21 February 2016

Natural Dyeing With Concrete

Manmade objects used in Natural Dye Project

A Natural Dye Project Using Materials From Derelict Land

The online Environmental Humanities MOOC I have been doing has sadly finished. I still can't define exactly what Environmental Humanities is. It might have something to do with thinking about what could be done to improve the environment. It definitely didn't tackle the practical side to the problem. Maybe the one thing I did gain was an appreciation of how entangled Nature and Humanity are. There is no longer any 'out there', and probably never was.

Part of the course was to do an art project about an environmental concern we have. Actually we were supposed to make a Creative Intervention. That sounded too assertively ambitious for me, so I decided to stick to what I know: some natural dyeing.

There was also the problem of which concern to pick. I'm concerned about all of it. In the end I stayed loyal to the theme of this blog and did something arty about nature in the city.

Ever since I found Weld and Bee Orchids growing in a local disused petrol station I've become obsessed with the square patch of concrete and weeds, and regularly make a spectacle of myself by stomping through it taking photos and pulling up plants to take back home to identify. Manchester readers will know this plot. It's on the corner of Fog Lane and Kingsway.

old petrol station corner of fog lane and kingsway

On one level it's horrible. Cars zoom past on the A road, there is broken glass, and suspicious looking people loitering. Travellers once set up camp there. On another, it is an island of wild unchecked growth. It is fascinating to see what grows there. None of which has been deliberately planted or managed.

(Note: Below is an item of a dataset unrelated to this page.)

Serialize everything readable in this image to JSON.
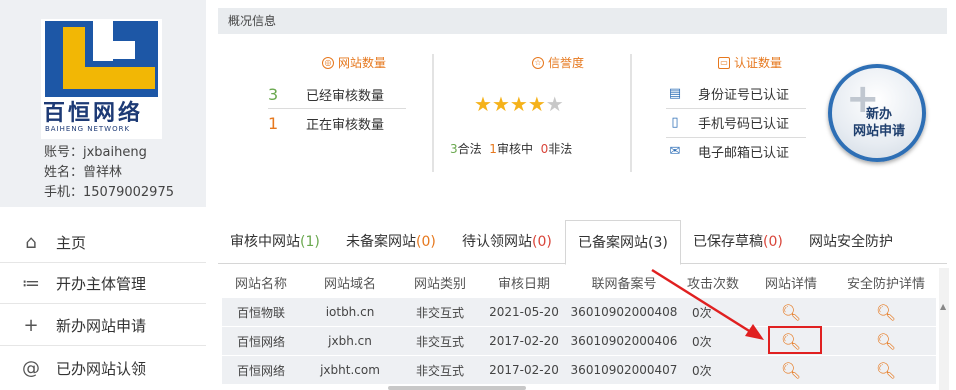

I have done some dyeing with plants from there before. The Weld was particularly spectacular. This time I wanted to use not only the plants, but also the manmade materials that make the site what it is. In this way, whatever colour was produced would be the result of the organic and inorganic chemistry which is unique to that place. Since dye is really a transfer of molecules from plant to cloth the final colour would be the literal representation of the plot.

Of course winter is not the time to go plant hunting. Most of the plants were waving about as old sticks, or lying low in sullen clumps. I randomly grabbed as much as I could without worrying about what species they were, stuffed them into a plastic bag, and hoped no one would ask what I was doing. I deserve a medal for getting any colour at all to be honest.

And what of the manmade dyestuff? This was broken bits of concrete, iron and roof tiles. I knew iron is a potent colour maker. It reliably produces black and grey, as well as rust orange. The concrete and roof tile were not used for their dyeing properties, but the effect their chemistry would have on the uptake of colour.

Concrete is made from Portland cement which is an amalgam of limestone, clay and gypsum, a calcium compound. Natural dyeing is a tricky business. It is not as a reliable process as dyeing with industrially made dyes. There is a lot of coaxing and witchcraft. One of the things you can do is change the pH of the dyebath to a more alkaline environment. This assists the chemical process that attaches colour particles to the cloth. I normally throw in some washing soda, but it occurred to me that the limestone and calcium in concrete would do the same job.  To test the idea I crushed some up, put it in hot water and dipped in a strip of litmus paper.

Litmus test to show concrete is alkaline
Dark green shows crushed concrete is alkaline. Tap water is less so.

Surprisingly I was right. The chalk, and the clay from the roof tiles would also add to the whole cauldron of chemistry.

So I shoved everything I found into some jars with squares of cotton cloth, then heated up the strange soup.

natural dyeing with plants, iron and concrete

Then it was a matter of doing some stitching and a small wall hanging was made that hopefully demonstrates in a convoluted arty way that it is not easy to define unnatural and natural. It relates to ideas mentioned in the post Nature-Culture Binary.

Natural dye quilt

If I had to write a serious report on the project for the online course I would add a section on taking the idea further. If this was done professionally you could run workshops where urban nature was discussed while people foraged for materials. The very best expression would be to make cloth, yarn or cordage from the plants actually growing on the site. In 2011 in Manchester flax was grown on a brownfield site. I've got some of the yarn that was spun from the harvest. Wouldn't it be great to weave it into cloth then dye that? Perhaps cord could be made from nettles.

There is a lot of scope to develop this idea. Even political issues around common land and public space could be worked into it. However, that is enough of the Humanities for now. We're back to Science next week.

This is the same corner of  Fog Lane and Kingsway in the 1940s. Look how clean and calm it was.

Corner of Fog Lane and Kingsway, Didsbury, 1940s

Sorry about the dull title and sub-heading - I'm trying to improve Garden65's SEO.

Growing flax in Manchester